While the NFL has largely eliminated the black market, it’s not without its challenges. One of the biggest problems it faces today is determining what to do about its member teams that are involved in sports betting scandals. This is a difficult issue for any sports league, but it’s particularly challenging for the NFL, as it deals with issues of integrity, competitiveness, and greed within its own ranks.
The issue of integrity and competitiveness comes into play when you consider the financial benefits that come along with winning the NFL draft. For example, if the Los Angeles Rams win the draft lottery and draft a quarterback with the number one overall pick, the franchise would receive a large financial windfall, as it would then be able to negotiate a lucrative contract with the quarterback. Even if the Rams lose the quarterback battle and don’t end up signing him, they would still come away with a lot of money from the trade – as much as $12 million, according to one estimate.
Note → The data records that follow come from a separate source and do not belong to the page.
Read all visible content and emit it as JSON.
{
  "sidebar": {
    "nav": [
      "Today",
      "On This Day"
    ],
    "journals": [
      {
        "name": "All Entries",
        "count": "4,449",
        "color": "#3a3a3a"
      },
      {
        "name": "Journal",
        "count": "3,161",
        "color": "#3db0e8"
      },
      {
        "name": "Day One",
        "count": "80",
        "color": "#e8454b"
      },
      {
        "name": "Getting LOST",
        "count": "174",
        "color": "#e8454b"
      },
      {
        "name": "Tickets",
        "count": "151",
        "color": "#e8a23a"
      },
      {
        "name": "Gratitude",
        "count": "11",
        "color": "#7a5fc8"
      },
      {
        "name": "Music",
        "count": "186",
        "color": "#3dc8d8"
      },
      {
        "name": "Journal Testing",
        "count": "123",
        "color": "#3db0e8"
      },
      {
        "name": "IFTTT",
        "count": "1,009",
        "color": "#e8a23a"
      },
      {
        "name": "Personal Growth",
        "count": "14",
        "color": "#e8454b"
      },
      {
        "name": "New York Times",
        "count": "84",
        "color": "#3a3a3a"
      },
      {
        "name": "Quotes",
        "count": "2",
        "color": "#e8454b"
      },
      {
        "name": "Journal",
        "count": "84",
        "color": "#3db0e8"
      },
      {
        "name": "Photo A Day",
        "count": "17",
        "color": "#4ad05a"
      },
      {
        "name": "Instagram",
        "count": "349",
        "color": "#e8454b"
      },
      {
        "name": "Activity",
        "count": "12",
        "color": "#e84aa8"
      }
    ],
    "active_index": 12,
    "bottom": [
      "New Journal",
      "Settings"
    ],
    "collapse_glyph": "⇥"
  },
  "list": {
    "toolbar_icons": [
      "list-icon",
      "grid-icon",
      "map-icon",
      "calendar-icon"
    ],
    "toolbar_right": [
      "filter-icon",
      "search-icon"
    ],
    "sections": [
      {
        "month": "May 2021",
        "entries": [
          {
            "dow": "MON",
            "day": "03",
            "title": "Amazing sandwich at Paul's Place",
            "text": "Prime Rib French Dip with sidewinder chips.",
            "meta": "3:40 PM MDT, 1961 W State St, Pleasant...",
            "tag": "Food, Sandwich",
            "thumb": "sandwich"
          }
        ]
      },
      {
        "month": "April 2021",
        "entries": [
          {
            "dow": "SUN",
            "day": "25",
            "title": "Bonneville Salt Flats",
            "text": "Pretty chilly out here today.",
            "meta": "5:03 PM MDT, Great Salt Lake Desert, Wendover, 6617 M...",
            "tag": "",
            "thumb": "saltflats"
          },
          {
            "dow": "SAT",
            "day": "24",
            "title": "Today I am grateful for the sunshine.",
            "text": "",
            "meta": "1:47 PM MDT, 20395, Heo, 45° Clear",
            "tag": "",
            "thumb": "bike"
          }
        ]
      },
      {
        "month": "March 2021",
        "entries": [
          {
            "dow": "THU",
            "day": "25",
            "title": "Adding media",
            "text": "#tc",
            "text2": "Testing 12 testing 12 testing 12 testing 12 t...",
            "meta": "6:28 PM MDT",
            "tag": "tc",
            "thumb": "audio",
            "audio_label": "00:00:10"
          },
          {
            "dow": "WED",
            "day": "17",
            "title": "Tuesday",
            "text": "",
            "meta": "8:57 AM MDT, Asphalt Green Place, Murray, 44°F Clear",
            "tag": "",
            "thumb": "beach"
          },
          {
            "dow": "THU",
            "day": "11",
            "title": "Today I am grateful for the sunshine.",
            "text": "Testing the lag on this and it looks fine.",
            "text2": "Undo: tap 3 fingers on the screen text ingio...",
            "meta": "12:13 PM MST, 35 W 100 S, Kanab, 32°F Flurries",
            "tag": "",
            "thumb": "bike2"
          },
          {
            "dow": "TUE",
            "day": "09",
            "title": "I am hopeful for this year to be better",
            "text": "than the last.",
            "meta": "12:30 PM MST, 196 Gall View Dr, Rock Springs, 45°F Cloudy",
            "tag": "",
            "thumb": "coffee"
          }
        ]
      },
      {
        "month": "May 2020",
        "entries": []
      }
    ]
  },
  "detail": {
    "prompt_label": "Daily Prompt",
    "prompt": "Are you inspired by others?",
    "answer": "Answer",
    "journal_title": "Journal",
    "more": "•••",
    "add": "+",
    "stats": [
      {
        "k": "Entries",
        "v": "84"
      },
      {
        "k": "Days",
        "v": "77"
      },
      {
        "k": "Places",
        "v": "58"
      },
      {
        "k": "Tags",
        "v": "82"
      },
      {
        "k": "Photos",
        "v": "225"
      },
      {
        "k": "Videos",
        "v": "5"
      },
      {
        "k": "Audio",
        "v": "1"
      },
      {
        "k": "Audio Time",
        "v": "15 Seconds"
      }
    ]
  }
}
The greed issue arises because – thanks in part to the NFL’s aggressive crackdown on illegal sports betting – some teams have begun operating in the gray area, betting on games they’re not officially affiliated with. The New England Patriots, for example, are often criticized for being overly aggressive in its efforts to place illegal wagers. And it’s not just the Patriots. Similar situations arise with the Dallas Cowboys and the Tampa Bay Buccaneers, as well as many other teams across the league. There’s also the issue of whether or not teams should even be allowed to participate in the betting, given that the punishment for doing so is typically only a partial stadium ban.
To combat this, the NFL is currently exploring a new model of legal sports betting, one that would allow it to maintain a relationship with its fans while also seeking to put a stop to these kinds of issues. One possible solution would be for the league to create a new set of teams, located in cities where sports betting is legal. Essentially, these would be a mix of legal and illegal teams, much like real life, with the potential to create a world champion that fans and players can be proud of.